I’m going to say something that would no doubt shock some of my church friends if they heard it, but I feel like Easter is over.
At my house, it was just the two of us this year. We didn’t dye eggs, we didn’t have much candy, we had no ham or lamb leftovers. So at home, we’re done, we’re finished, Easter is over.
But here in church, the season of Easter continues until Pentecost, until the end of May. And just in case I forgot about that, I got an email last week from Episcopal Church headquarters with the subject line “Easter joy continues.” Well, I opened it in great anticipation, but it did not turn out to be a spiritual greeting, it was just a reminder that I still have time to contribute to the church’s annual appeal. So we have all kinds of ways of celebrating the things that matter in church—in church, where it is still Easter.
And in fact we’re really just getting started in telling the Easter story. This morning’s Gospel was still about that very first day, the day of the Resurrection. It comes from the last chapter of Luke, Chapter 24, which really focuses on just that one day, as the disciples struggle to understand what is going on here.
If the Gospel were drama, you could think of the story that we heard this morning as a play in two short acts, both taking place on the same very simple set, the room where Jesus and his disciples gathered the night before Jesus died.
The first act takes place on the evening of the same day that Mary Magdalene went to the tomb and found it empty. And the second takes place exactly one week later, when Jesus returns and shows Thomas his wounds. It might seem like a very bare-bones story, but there’s a lot going on here.

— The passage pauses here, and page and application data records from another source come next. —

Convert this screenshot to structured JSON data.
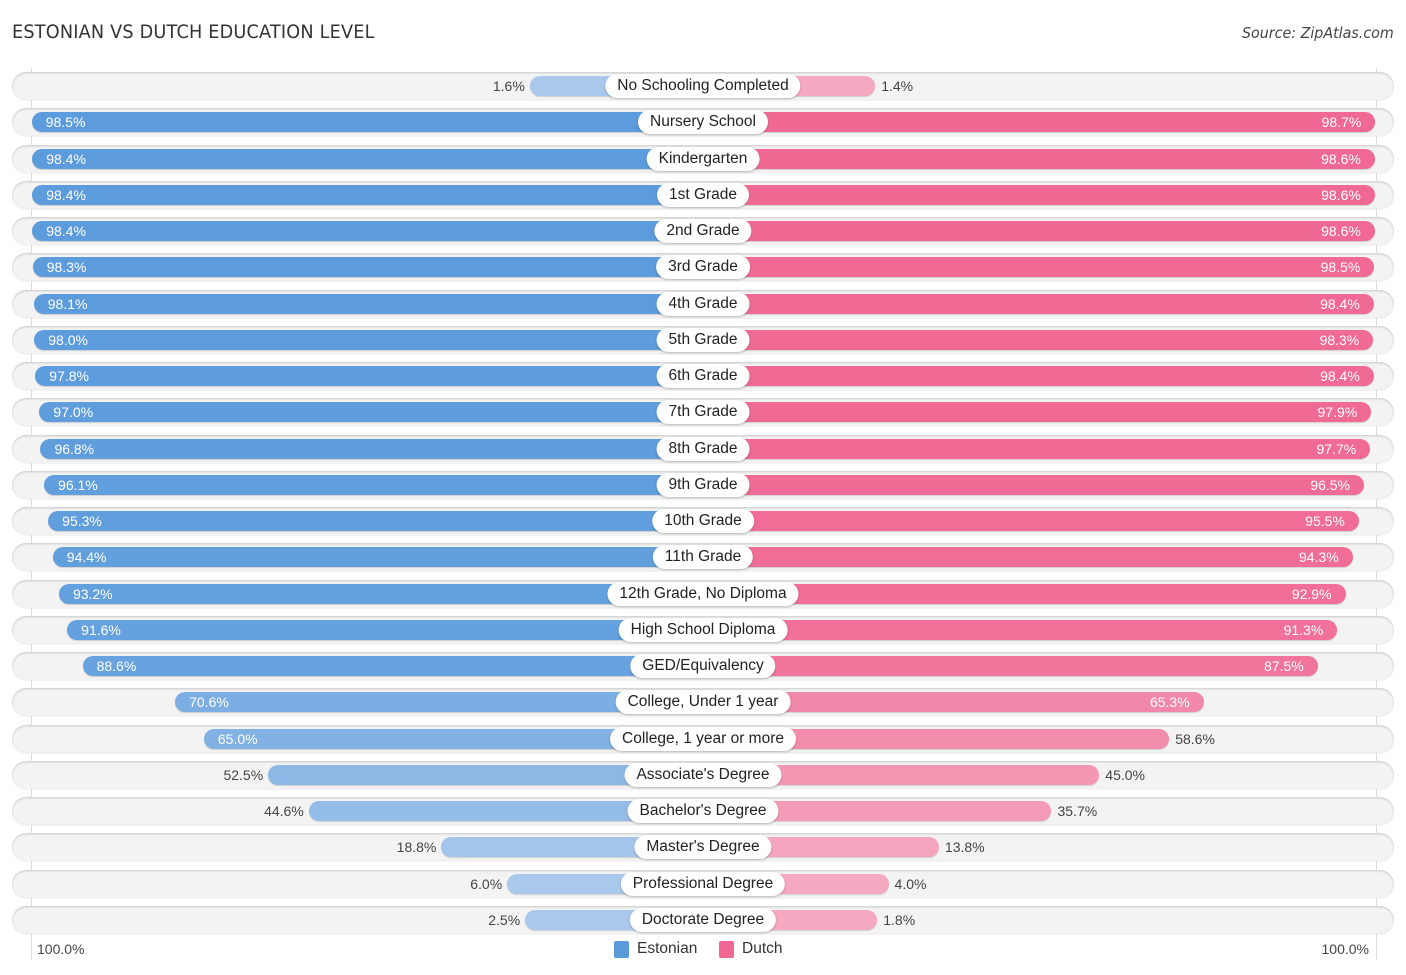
{
  "title": "ESTONIAN VS DUTCH EDUCATION LEVEL",
  "source": "Source: ZipAtlas.com",
  "colors": {
    "estonian_strong": "#5b9bdc",
    "estonian_light": "#a9c8ec",
    "dutch_strong": "#f06892",
    "dutch_light": "#f5a9c0"
  },
  "axis": {
    "left_label": "100.0%",
    "right_label": "100.0%"
  },
  "legend": [
    {
      "name": "Estonian",
      "color": "#5b9bdc"
    },
    {
      "name": "Dutch",
      "color": "#f06892"
    }
  ],
  "chart_data": {
    "type": "bar",
    "orientation": "horizontal-diverging",
    "title": "ESTONIAN VS DUTCH EDUCATION LEVEL",
    "xlabel": "",
    "ylabel": "",
    "xlim": [
      0,
      100
    ],
    "legend_position": "bottom-center",
    "categories": [
      "No Schooling Completed",
      "Nursery School",
      "Kindergarten",
      "1st Grade",
      "2nd Grade",
      "3rd Grade",
      "4th Grade",
      "5th Grade",
      "6th Grade",
      "7th Grade",
      "8th Grade",
      "9th Grade",
      "10th Grade",
      "11th Grade",
      "12th Grade, No Diploma",
      "High School Diploma",
      "GED/Equivalency",
      "College, Under 1 year",
      "College, 1 year or more",
      "Associate's Degree",
      "Bachelor's Degree",
      "Master's Degree",
      "Professional Degree",
      "Doctorate Degree"
    ],
    "series": [
      {
        "name": "Estonian",
        "side": "left",
        "values": [
          1.6,
          98.5,
          98.4,
          98.4,
          98.4,
          98.3,
          98.1,
          98.0,
          97.8,
          97.0,
          96.8,
          96.1,
          95.3,
          94.4,
          93.2,
          91.6,
          88.6,
          70.6,
          65.0,
          52.5,
          44.6,
          18.8,
          6.0,
          2.5
        ],
        "labels": [
          "1.6%",
          "98.5%",
          "98.4%",
          "98.4%",
          "98.4%",
          "98.3%",
          "98.1%",
          "98.0%",
          "97.8%",
          "97.0%",
          "96.8%",
          "96.1%",
          "95.3%",
          "94.4%",
          "93.2%",
          "91.6%",
          "88.6%",
          "70.6%",
          "65.0%",
          "52.5%",
          "44.6%",
          "18.8%",
          "6.0%",
          "2.5%"
        ]
      },
      {
        "name": "Dutch",
        "side": "right",
        "values": [
          1.4,
          98.7,
          98.6,
          98.6,
          98.6,
          98.5,
          98.4,
          98.3,
          98.4,
          97.9,
          97.7,
          96.5,
          95.5,
          94.3,
          92.9,
          91.3,
          87.5,
          65.3,
          58.6,
          45.0,
          35.7,
          13.8,
          4.0,
          1.8
        ],
        "labels": [
          "1.4%",
          "98.7%",
          "98.6%",
          "98.6%",
          "98.6%",
          "98.5%",
          "98.4%",
          "98.3%",
          "98.4%",
          "97.9%",
          "97.7%",
          "96.5%",
          "95.5%",
          "94.3%",
          "92.9%",
          "91.3%",
          "87.5%",
          "65.3%",
          "58.6%",
          "45.0%",
          "35.7%",
          "13.8%",
          "4.0%",
          "1.8%"
        ]
      }
    ]
  }
}
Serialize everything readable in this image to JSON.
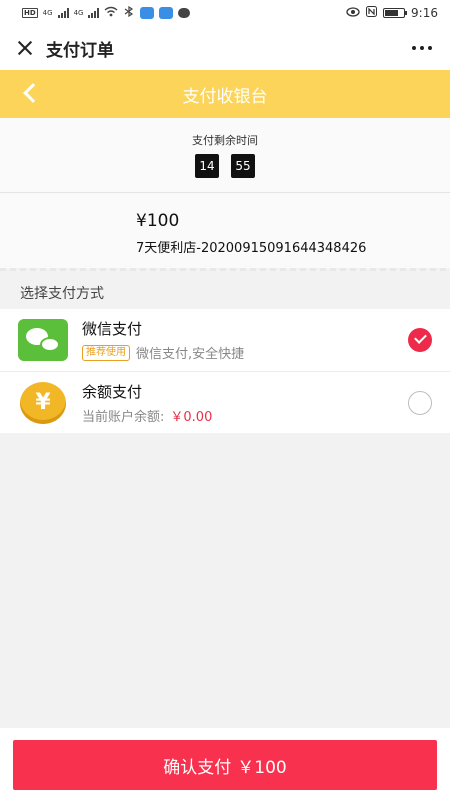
{
  "status_bar": {
    "time": "9:16",
    "network_labels": [
      "4G",
      "4G"
    ],
    "hd_labels": [
      "HD",
      "HD"
    ]
  },
  "title_bar": {
    "title": "支付订单",
    "close_icon": "close-icon",
    "more_icon": "more-horizontal-icon"
  },
  "cashier": {
    "title": "支付收银台",
    "back_icon": "chevron-left-icon",
    "header_color": "#fcd45a"
  },
  "timer": {
    "label": "支付剩余时间",
    "minutes": "14",
    "seconds": "55"
  },
  "order": {
    "amount": "¥100",
    "order_id": "7天便利店-20200915091644348426"
  },
  "pay_methods": {
    "section_label": "选择支付方式",
    "items": [
      {
        "name": "微信支付",
        "tag": "推荐使用",
        "description": "微信支付,安全快捷",
        "icon": "wechat-icon",
        "selected": true
      },
      {
        "name": "余额支付",
        "description": "当前账户余额:",
        "balance": "￥0.00",
        "icon": "yuan-coin-icon",
        "selected": false
      }
    ]
  },
  "confirm": {
    "label": "确认支付",
    "amount": "￥100",
    "color": "#f8324e"
  }
}
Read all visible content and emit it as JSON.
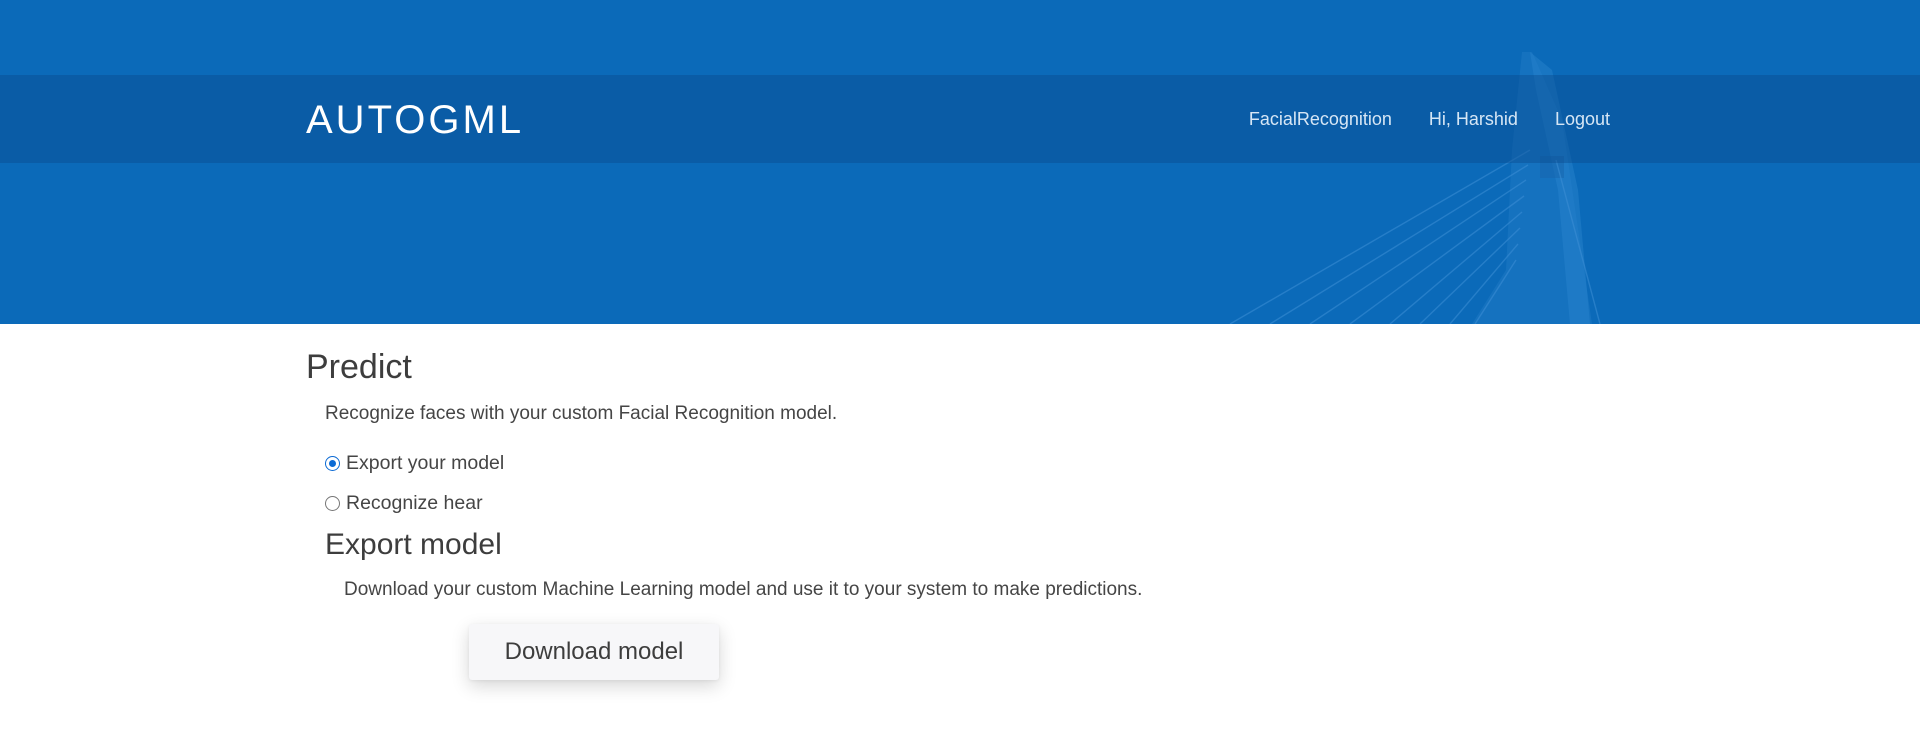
{
  "header": {
    "brand": "AUTOGML",
    "nav": [
      {
        "label": "FacialRecognition"
      },
      {
        "label": "Hi, Harshid"
      },
      {
        "label": "Logout"
      }
    ]
  },
  "main": {
    "title": "Predict",
    "intro": "Recognize faces with your custom Facial Recognition model.",
    "options": [
      {
        "label": "Export your model",
        "checked": true
      },
      {
        "label": "Recognize hear",
        "checked": false
      }
    ],
    "export_section": {
      "title": "Export model",
      "description": "Download your custom Machine Learning model and use it to your system to make predictions.",
      "button_label": "Download model"
    }
  },
  "colors": {
    "hero_background": "#0b6ab9",
    "nav_band": "#0a5aa3",
    "radio_accent": "#0b6ad4",
    "text": "#444444"
  }
}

And one question in particular stood out for me as I thought about it over the past week in this year of Our Lord 2021:
Why did the resurrected body of Jesus still bear the wounds of his crucifixion?